A city task force plans to review local police policies in light of the recent fatal shooting of an unarmed 19-year-old man by a Madison police officer.

Koval said in his blog post that he’s open to having the department’s policies reviewed, but predicted there will be no change in the lethal force standard. He said the standard is not used as the focus of training, but that changing it would be unfair to officers who are trained to not to use lethal force, especially with an unarmed suspect, unless it’s clear there is no other alternative.

The president of the Wisconsin Professional Police Association, Jim Palmer agrees. He said that because the standard was established by the Supreme Court, any change would be unenforceable in a court of law.

Royko Maurer said police officials should look at the statistics before rejecting a change.

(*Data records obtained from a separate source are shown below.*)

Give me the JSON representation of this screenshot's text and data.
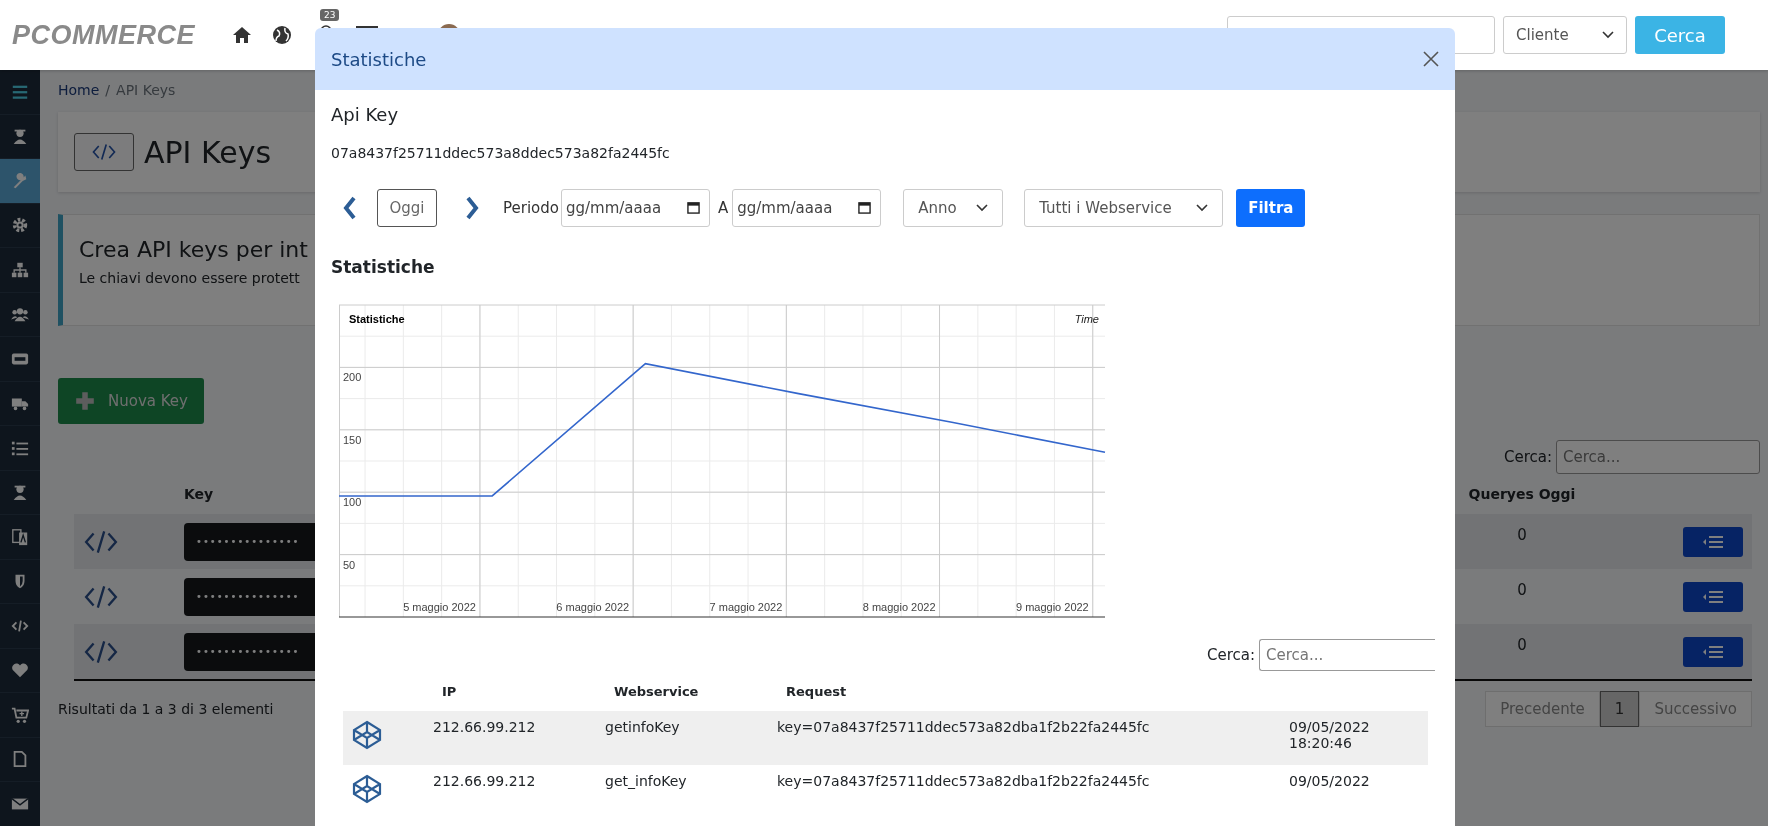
{
  "header": {
    "logo": "PCOMMERCE",
    "notification_badge": "23",
    "customer_select": {
      "value": "Cliente"
    },
    "search_button": "Cerca"
  },
  "sidebar": {
    "items": [
      {
        "selected": false
      },
      {
        "selected": false
      },
      {
        "selected": true
      },
      {
        "selected": false
      },
      {
        "selected": false
      },
      {
        "selected": false
      },
      {
        "selected": false
      },
      {
        "selected": false
      },
      {
        "selected": false
      },
      {
        "selected": false
      },
      {
        "selected": false
      },
      {
        "selected": false
      },
      {
        "selected": false
      },
      {
        "selected": false
      },
      {
        "selected": false
      },
      {
        "selected": false
      },
      {
        "selected": false
      }
    ]
  },
  "page": {
    "breadcrumb": {
      "items": [
        "Home",
        "API Keys"
      ],
      "separator": "/"
    },
    "title": "API Keys",
    "callout": {
      "title": "Crea API keys per int",
      "text": "Le chiavi devono essere protett"
    },
    "new_key_button": "Nuova Key",
    "table": {
      "search_label": "Cerca:",
      "search": {
        "placeholder": "Cerca..."
      },
      "columns": [
        "Key",
        "Queryes Oggi"
      ],
      "rows": [
        {
          "key": "•••••••••••••••",
          "queries_today": "0"
        },
        {
          "key": "•••••••••••••••",
          "queries_today": "0"
        },
        {
          "key": "•••••••••••••••",
          "queries_today": "0"
        }
      ]
    },
    "summary": "Risultati da 1 a 3 di 3 elementi",
    "pagination": [
      {
        "label": "Precedente",
        "selected": false
      },
      {
        "label": "1",
        "selected": true
      },
      {
        "label": "Successivo",
        "selected": false
      }
    ]
  },
  "modal": {
    "title": "Statistiche",
    "api_key_label": "Api Key",
    "api_key": "07a8437f25711ddec573a8ddec573a82fa2445fc",
    "filters": {
      "today_button": "Oggi",
      "period_label": "Periodo",
      "from": {
        "placeholder": "gg/mm/aaaa"
      },
      "to_label": "A",
      "to": {
        "placeholder": "gg/mm/aaaa"
      },
      "period_select": {
        "value": "Anno"
      },
      "webservice_select": {
        "value": "Tutti i Webservice"
      },
      "filter_button": "Filtra"
    },
    "stats_heading": "Statistiche",
    "chart_data": {
      "type": "line",
      "title": "Statistiche",
      "xlabel": "Time",
      "categories": [
        null,
        "5 maggio 2022",
        "6 maggio 2022",
        "7 maggio 2022",
        "8 maggio 2022",
        "9 maggio 2022"
      ],
      "series": [
        {
          "color": "#3366cc",
          "values": [
            97,
            97,
            203,
            179,
            156,
            132
          ]
        }
      ],
      "ylim": [
        0,
        250
      ],
      "grid": true,
      "yticks": [
        50,
        100,
        150,
        200
      ]
    },
    "log_table": {
      "search_label": "Cerca:",
      "search": {
        "placeholder": "Cerca..."
      },
      "columns": [
        "IP",
        "Webservice",
        "Request"
      ],
      "rows": [
        {
          "ip": "212.66.99.212",
          "webservice": "getinfoKey",
          "request": "key=07a8437f25711ddec573a82dba1f2b22fa2445fc",
          "date": "09/05/2022 18:20:46"
        },
        {
          "ip": "212.66.99.212",
          "webservice": "get_infoKey",
          "request": "key=07a8437f25711ddec573a82dba1f2b22fa2445fc",
          "date": "09/05/2022"
        }
      ]
    }
  }
}
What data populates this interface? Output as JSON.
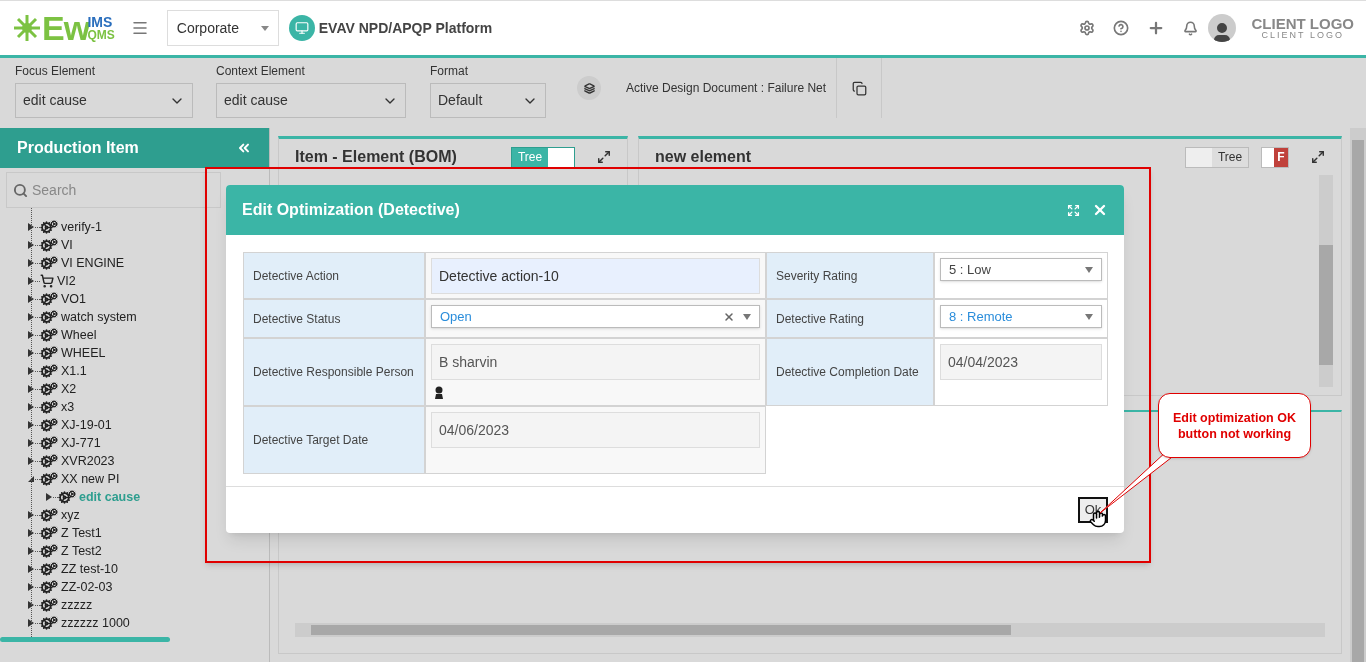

She said using the least amount of force necessary as a central training focus did not increase the number of officers dying when interacting with unarmed people.

She said since that ruling in Wisconsin, police fatalities at the hands of unarmed suspects has remained unchanged while the number of unarmed suspects killed by officers has risen.

Royko Maurer has been researching the issue of police use of lethal force since November of 2012, when her roommate Paulie Heenan was shot and killed by a Madison police officer. She played a major role in getting a new state law passed that requires an outside agency to investigate all officers involved fatalities.​